Abstract: Cardiac stem cells (CSC) from explanted decompensated hearts (E-CSC) are, with respect to those obtained from healthy donors (D-CSC), senescent and functionally impaired. We aimed to identify alterations in signaling pathways that are associated with CSC senescence. Additionally, we inves- tigated if pharmacological modulation of altered pathways can reduce CSC senescence in vitro and enhance their reparative ability in vivo. Measurement of secreted factors showed that E-CSC release larger amounts of proinflammatory cytokine IL1b compared with D-CSC. Using blocking antibodies, we verified that IL1b hampers the paracrine protective action of E-CSC on cardiomyo- cyte viability. IL1b acts intracranially inducing IKKb signaling, a mechanism that via nuclear factor-jB upregulates the expression of IL1b itself. Moreover, E-CSC show reduced levels of AMP protein kinase (AMPK) activating phosphorylation. This latter event, together with enhanced IKKb signaling, increases TORC1 activity, thereby impairing the autophagic flux and inhibiting the phos- phorylation of Akt and cAMP response element-binding protein. The combined use of rapamycin and resveratrol enhanced AMPK, thereby restoring downstream signaling and reducing IL1b secretion. These molecular corrections reduced E-CSC senescence, re-establishing their protective activity on cardiomyocytes. Moreover ex vivo treatment with rapamycin and resveratrol improved E-CSC capacity to induce cardiac repair upon injection in the mouse infarcted heart, leading to reduced cardiomyocyte senescence and apoptosis and increased abundance of endog- enous c-Kit1 CSC in the peri-infarct area. Molecular rejuvenation of patient-derived CSC by short pharmacologic conditioning boosts their in vivo reparative abilities. This approach might prove useful for refinement of CSC-based therapies.
Keywords: Stem cells, Myocardial infarction, Cellular senescence, Heart failure

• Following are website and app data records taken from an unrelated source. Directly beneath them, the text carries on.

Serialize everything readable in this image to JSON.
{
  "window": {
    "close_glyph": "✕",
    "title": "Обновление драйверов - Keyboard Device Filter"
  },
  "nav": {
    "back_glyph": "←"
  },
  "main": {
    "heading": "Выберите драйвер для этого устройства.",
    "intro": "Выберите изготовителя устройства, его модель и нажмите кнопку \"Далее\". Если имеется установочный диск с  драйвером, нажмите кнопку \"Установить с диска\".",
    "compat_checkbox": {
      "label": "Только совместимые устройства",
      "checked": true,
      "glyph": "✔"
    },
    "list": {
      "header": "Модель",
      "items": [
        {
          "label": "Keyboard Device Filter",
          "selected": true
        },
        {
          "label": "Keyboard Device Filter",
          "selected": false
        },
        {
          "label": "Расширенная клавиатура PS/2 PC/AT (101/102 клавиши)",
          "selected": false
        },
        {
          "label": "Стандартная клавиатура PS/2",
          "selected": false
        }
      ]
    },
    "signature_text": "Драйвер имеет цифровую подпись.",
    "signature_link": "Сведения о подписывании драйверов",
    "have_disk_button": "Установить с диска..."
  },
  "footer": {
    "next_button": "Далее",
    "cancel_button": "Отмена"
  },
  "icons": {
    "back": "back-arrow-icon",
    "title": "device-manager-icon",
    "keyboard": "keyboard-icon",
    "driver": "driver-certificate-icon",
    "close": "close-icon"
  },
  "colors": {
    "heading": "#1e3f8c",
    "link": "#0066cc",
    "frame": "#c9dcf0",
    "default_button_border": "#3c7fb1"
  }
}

Published in RUNG: 21.03.2017; Views: 4090; Downloads: 0
This document has many files! More...

Search done in 0.06 sec.
Back to top